Stylish and colorful fitness trackers are a hit with kids, and they just might do some good.
“It helps them stay motivated and accountable because they can track it,” she said. “It provides parents a means to reward children based on walking distance or movement. You can set monthly goals, and then you have something to work toward.”
While it’s not yet known whether fitness trackers lead to better health in the long term, the devices have helped many users step up their physical activity.
Kids may not be inclined to walk their way to a goal, but fitness trackers take into account all kinds of activities. And that’s a good thing, because kids can achieve their goals doing things they like, such as bike riding or playing on the playground, Amy said.
Kids ages 6 to 17 are encouraged to get 1 hour a day of physical activity. A federal health survey a few years ago showed only about 1 in 4 high school students reached that goal daily during the week before the survey.
Especially in cold weather, it’s easy for children and teens to become sedentary.
“With a tracker, they can see they need to move more. They can walk up and down the stairs or walk around the house to hit their goal,” Amy said. “Chores also will increase their movement.”

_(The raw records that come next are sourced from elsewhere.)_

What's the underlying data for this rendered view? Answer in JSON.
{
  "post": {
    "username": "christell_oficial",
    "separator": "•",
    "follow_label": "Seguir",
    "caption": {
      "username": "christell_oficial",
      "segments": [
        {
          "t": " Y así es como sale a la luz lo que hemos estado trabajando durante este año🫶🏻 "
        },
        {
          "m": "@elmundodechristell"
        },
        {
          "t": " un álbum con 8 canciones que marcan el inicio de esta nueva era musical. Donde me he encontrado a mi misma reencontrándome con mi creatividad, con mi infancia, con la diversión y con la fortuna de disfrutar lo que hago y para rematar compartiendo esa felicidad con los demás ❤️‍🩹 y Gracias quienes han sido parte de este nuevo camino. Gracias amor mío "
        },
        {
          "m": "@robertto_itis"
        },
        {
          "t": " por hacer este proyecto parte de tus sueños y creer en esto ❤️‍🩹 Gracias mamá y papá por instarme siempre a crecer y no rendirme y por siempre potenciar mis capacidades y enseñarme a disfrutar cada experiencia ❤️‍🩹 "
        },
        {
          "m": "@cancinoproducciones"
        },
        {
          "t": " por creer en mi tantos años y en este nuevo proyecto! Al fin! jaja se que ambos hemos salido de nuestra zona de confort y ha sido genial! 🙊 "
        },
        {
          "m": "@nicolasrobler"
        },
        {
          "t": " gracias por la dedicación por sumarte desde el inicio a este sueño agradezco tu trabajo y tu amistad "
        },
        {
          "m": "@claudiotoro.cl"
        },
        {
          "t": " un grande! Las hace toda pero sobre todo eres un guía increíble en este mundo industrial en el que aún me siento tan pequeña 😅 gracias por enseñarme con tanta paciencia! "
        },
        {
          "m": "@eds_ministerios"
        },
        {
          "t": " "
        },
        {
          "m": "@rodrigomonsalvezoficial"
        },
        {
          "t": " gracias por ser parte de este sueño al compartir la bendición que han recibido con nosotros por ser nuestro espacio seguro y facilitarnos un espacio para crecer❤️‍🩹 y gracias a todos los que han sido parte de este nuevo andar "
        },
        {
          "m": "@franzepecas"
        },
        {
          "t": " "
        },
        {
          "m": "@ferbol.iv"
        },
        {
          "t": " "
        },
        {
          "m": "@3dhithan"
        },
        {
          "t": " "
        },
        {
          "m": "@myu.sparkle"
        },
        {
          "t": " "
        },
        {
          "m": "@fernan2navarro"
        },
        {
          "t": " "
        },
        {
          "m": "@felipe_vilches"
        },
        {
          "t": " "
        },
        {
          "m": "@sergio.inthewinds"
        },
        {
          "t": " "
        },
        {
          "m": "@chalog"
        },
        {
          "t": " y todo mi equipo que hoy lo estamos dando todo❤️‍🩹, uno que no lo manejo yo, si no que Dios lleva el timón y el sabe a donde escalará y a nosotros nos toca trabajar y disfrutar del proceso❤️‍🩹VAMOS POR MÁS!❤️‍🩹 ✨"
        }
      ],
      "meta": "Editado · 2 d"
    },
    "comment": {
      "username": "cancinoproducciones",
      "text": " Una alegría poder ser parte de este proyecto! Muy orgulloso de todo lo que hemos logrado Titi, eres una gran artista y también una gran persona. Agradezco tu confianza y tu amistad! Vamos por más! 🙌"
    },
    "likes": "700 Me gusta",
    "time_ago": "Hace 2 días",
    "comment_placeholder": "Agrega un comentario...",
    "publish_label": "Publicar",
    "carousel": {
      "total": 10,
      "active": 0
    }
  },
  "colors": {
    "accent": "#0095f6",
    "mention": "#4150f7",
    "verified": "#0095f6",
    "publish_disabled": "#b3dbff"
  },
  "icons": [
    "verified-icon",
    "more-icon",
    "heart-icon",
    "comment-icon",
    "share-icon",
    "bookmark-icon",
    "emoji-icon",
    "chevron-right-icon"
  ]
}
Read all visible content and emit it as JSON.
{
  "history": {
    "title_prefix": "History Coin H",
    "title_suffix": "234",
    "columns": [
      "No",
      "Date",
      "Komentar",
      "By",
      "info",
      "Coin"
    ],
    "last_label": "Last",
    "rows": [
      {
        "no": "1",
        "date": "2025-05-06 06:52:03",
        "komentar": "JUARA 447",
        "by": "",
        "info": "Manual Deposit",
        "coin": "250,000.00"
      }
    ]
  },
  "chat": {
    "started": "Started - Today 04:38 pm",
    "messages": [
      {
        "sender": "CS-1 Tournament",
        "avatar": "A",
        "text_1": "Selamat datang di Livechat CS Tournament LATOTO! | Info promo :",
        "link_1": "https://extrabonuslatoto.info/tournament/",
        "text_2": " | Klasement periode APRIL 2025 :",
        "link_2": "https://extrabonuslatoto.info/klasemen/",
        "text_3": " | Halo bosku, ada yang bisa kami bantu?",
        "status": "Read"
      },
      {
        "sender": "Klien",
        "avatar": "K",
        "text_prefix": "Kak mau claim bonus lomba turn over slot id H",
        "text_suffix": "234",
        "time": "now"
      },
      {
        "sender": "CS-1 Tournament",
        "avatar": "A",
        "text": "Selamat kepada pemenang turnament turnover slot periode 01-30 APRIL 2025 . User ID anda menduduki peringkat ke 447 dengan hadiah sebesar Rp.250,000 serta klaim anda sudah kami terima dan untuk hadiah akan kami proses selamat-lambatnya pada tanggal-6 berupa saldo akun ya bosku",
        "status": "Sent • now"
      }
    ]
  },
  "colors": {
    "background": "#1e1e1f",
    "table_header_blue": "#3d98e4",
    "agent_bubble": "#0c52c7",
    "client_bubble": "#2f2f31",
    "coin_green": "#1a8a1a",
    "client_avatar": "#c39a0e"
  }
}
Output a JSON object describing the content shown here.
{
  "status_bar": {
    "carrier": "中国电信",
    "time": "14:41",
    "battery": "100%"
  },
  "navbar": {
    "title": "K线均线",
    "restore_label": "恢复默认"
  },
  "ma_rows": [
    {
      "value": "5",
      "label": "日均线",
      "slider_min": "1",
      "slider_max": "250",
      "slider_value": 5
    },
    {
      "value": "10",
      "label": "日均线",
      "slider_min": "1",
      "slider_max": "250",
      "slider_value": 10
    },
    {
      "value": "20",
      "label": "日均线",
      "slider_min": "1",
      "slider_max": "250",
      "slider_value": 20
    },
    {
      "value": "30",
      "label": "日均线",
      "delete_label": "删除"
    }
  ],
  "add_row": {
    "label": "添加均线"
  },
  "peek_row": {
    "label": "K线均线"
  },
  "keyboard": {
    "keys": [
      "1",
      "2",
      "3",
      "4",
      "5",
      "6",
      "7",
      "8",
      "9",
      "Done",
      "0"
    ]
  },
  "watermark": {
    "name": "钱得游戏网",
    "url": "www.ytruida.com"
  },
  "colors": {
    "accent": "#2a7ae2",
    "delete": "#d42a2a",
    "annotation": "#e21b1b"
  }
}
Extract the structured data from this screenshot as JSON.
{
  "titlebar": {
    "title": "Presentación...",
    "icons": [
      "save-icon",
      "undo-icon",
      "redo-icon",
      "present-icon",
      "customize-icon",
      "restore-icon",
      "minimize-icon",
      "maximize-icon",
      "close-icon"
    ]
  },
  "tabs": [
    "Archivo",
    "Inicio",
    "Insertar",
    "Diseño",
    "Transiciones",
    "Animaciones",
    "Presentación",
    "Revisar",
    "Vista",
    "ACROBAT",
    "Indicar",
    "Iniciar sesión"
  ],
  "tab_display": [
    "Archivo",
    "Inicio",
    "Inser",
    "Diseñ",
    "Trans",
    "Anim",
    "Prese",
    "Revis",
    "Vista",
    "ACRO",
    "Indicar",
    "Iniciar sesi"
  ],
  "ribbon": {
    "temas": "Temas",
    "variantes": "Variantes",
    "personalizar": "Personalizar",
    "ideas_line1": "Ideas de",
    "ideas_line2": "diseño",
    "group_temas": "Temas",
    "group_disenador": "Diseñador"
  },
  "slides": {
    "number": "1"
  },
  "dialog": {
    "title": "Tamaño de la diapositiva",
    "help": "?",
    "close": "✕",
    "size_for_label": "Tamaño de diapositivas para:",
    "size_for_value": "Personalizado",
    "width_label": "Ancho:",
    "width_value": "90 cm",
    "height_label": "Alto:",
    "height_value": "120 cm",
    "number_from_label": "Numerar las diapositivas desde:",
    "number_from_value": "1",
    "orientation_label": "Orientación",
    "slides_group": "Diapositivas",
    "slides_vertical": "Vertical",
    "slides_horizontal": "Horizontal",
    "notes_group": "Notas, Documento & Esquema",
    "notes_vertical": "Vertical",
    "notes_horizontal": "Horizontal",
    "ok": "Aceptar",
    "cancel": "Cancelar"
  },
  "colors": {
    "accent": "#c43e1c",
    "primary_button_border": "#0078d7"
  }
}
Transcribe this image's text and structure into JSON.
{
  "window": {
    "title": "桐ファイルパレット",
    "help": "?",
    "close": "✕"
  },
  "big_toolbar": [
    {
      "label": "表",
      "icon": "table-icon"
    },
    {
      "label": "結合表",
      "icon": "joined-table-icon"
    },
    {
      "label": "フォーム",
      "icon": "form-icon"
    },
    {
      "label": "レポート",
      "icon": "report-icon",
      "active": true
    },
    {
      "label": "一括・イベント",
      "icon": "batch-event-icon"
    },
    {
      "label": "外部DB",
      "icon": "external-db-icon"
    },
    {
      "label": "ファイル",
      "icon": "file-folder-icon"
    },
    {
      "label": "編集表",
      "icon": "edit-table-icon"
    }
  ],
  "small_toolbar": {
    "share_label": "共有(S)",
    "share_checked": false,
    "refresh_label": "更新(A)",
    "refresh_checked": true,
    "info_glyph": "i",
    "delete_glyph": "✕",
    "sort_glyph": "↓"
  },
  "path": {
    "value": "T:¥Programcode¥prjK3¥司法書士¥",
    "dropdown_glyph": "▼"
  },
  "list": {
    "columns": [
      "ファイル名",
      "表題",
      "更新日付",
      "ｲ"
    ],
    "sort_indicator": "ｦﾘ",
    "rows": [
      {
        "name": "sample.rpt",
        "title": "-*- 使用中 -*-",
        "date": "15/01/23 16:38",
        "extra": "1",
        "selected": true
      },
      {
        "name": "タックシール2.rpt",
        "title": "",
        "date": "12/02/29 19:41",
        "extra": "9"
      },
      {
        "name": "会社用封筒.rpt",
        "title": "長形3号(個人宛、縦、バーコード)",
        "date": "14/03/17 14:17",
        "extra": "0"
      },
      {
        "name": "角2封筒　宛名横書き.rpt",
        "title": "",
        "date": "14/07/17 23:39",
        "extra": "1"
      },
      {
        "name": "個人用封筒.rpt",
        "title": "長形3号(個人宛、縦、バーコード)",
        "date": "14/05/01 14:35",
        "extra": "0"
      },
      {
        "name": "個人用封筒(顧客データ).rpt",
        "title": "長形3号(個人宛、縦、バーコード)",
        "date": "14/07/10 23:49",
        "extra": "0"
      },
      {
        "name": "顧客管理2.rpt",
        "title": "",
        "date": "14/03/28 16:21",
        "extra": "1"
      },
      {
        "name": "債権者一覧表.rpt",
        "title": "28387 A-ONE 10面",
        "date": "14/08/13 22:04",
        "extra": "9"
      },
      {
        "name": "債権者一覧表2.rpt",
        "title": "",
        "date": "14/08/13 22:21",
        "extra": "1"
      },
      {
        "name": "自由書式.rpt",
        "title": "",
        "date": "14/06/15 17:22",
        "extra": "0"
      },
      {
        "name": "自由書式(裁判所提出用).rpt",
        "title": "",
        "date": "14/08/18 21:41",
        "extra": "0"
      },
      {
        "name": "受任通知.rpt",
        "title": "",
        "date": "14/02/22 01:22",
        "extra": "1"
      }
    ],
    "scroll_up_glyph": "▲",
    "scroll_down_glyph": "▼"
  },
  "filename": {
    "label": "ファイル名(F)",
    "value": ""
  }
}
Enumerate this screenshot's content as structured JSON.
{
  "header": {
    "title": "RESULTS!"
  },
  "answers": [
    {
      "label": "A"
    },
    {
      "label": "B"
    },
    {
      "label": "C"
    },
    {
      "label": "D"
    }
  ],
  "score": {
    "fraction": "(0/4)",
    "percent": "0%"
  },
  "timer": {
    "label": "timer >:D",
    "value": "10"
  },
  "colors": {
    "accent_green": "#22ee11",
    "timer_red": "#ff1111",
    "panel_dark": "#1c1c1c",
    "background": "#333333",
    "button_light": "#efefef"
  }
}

Some trackers link to websites that help kids track activity, and some feature a virtual reward system.
Amy recommends you monitor your kids’ activity and turn virtual points into real rewards.
“Kids who really like them get into it, and as parents, it’s a good idea to see how your kids are moving,” she said.